I used to own a mutual fund that kept performing worse and worse as time went on. This was in the early days when I investing in high fee mutual funds because I did not know any better. Today I know better. One thing that I saw with a couple of funds I owned was something I called "fee creep".

Fee creep is a real simple concept. In essence, it is when a mutual fund slowly and quietly increases its management expense ratios over time. For example, assume that a mutual fund started with an MER when you bought it of 1.50%. Shoot forward three years and you notice that the MER on that same fund is 1.52%. That may not seem like much - it is an extra $2 on a $10,000 investment. However, when you compound that over a period of 25 years it can become very substantial.
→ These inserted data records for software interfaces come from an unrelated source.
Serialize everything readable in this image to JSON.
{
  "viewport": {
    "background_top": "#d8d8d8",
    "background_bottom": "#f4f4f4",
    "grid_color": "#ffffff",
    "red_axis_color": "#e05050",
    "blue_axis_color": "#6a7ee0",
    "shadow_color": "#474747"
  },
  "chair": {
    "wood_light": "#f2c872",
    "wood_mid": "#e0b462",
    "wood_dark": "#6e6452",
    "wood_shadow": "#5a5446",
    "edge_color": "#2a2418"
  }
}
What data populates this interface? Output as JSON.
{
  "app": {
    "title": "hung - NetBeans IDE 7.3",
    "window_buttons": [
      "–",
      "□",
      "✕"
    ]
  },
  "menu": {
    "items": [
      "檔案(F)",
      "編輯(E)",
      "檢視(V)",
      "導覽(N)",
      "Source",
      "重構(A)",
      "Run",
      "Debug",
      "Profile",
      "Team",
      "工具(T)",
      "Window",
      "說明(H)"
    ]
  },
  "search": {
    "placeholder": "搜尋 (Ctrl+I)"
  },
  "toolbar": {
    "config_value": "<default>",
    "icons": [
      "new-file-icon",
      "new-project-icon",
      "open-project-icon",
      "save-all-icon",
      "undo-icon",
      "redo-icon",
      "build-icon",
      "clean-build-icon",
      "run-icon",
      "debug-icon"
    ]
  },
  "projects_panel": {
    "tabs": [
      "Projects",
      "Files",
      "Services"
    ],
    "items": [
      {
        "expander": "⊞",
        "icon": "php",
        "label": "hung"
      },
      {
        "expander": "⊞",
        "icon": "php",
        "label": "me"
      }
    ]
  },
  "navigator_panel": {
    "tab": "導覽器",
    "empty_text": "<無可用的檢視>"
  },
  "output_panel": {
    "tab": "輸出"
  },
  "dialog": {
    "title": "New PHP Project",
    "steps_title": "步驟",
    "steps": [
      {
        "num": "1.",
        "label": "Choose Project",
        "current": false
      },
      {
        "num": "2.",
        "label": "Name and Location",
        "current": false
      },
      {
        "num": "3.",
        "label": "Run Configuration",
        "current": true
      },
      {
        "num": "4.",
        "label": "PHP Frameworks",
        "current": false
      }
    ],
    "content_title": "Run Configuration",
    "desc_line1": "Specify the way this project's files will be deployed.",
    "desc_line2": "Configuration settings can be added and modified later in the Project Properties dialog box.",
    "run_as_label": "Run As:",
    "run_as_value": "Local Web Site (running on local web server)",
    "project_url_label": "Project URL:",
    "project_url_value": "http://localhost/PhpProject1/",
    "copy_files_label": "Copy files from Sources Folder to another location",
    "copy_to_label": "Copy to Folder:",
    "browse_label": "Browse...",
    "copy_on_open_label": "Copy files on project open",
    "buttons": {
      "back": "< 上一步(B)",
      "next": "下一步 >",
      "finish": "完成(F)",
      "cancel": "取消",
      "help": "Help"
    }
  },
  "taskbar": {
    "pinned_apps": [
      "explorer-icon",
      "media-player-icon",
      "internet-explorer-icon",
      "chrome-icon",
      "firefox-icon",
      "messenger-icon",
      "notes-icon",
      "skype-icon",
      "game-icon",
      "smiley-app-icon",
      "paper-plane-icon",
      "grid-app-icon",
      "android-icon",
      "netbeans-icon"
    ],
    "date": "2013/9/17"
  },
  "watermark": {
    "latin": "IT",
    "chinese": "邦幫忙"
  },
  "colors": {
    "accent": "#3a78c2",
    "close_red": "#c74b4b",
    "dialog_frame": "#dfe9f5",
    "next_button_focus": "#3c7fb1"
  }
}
The solution? Simple. The first thing you can do is keep your fees low to start with and then you will not need to worry about it too much. The second thing is to review your fund's MER from time to time to see what is happening with them. If they have gone up, then ensure that your returns have also been going up. If your returns are down in that fund and the fees are still higher then move your money elsewhere. These days, there is enough competition that mutual fund fees should be going down. Do not settle for rising fees if performance does not improve.

This article was written by The Dividend Guy. You may email questions or comments to me at